[Task instructions]
Give the entries back exactly, dropping each image.

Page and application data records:
++++++
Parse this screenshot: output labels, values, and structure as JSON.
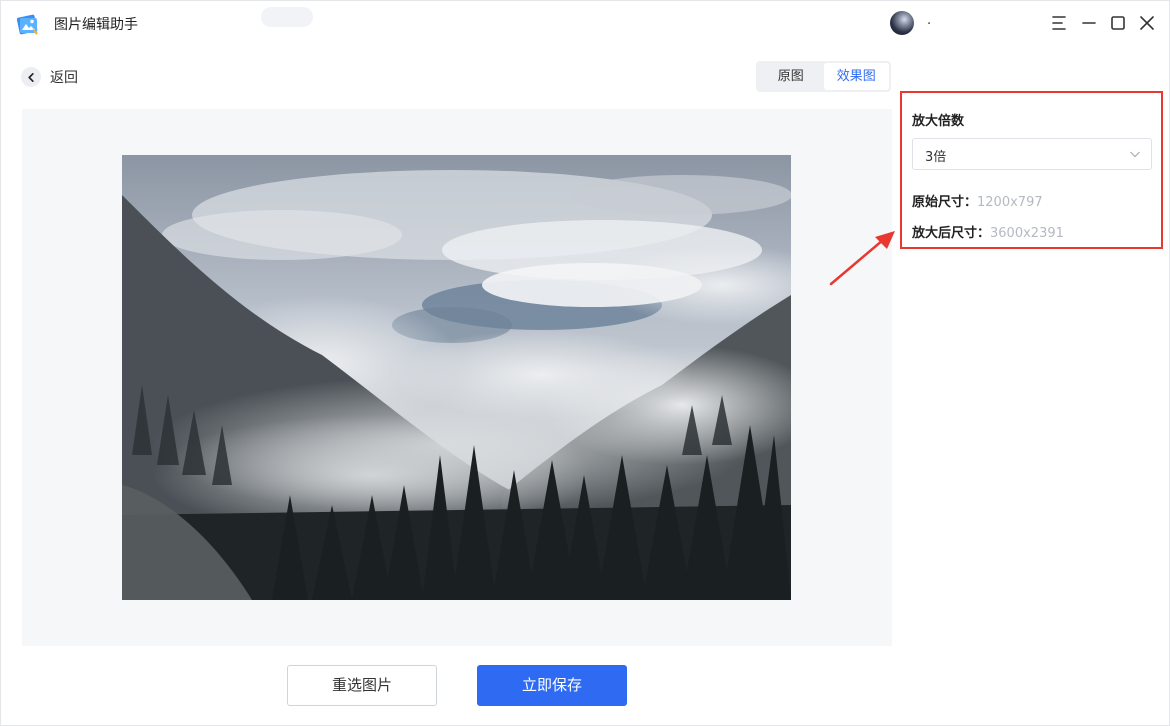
{
  "window": {
    "app_title": "图片编辑助手",
    "username": ".",
    "controls": [
      "menu-icon",
      "minimize-icon",
      "maximize-icon",
      "close-icon"
    ]
  },
  "nav": {
    "back_label": "返回"
  },
  "view_toggle": {
    "tabs": [
      {
        "label": "原图",
        "active": false
      },
      {
        "label": "效果图",
        "active": true
      }
    ]
  },
  "settings": {
    "scale_title": "放大倍数",
    "scale_selected": "3倍",
    "original_size_label": "原始尺寸：",
    "original_size_value": "1200x797",
    "enlarged_size_label": "放大后尺寸：",
    "enlarged_size_value": "3600x2391"
  },
  "actions": {
    "reselect_label": "重选图片",
    "save_label": "立即保存"
  },
  "colors": {
    "accent": "#2f6bf2",
    "highlight_border": "#e8382f",
    "muted_value": "#b4b9c2",
    "preview_bg": "#f6f7f9"
  },
  "icons": {
    "app_logo": "photo-editor-logo-icon",
    "back": "chevron-left-icon",
    "select": "chevron-down-icon",
    "callout": "red-arrow-icon"
  }
}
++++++
[Written solution]
Parse this screenshot: output labels, values, and structure as JSON.
{
  "window": {
    "app_title": "图片编辑助手",
    "username": ".",
    "controls": [
      "menu-icon",
      "minimize-icon",
      "maximize-icon",
      "close-icon"
    ]
  },
  "nav": {
    "back_label": "返回"
  },
  "view_toggle": {
    "tabs": [
      {
        "label": "原图",
        "active": false
      },
      {
        "label": "效果图",
        "active": true
      }
    ]
  },
  "settings": {
    "scale_title": "放大倍数",
    "scale_selected": "3倍",
    "original_size_label": "原始尺寸：",
    "original_size_value": "1200x797",
    "enlarged_size_label": "放大后尺寸：",
    "enlarged_size_value": "3600x2391"
  },
  "actions": {
    "reselect_label": "重选图片",
    "save_label": "立即保存"
  },
  "colors": {
    "accent": "#2f6bf2",
    "highlight_border": "#e8382f",
    "muted_value": "#b4b9c2",
    "preview_bg": "#f6f7f9"
  },
  "icons": {
    "app_logo": "photo-editor-logo-icon",
    "back": "chevron-left-icon",
    "select": "chevron-down-icon",
    "callout": "red-arrow-icon"
  }
}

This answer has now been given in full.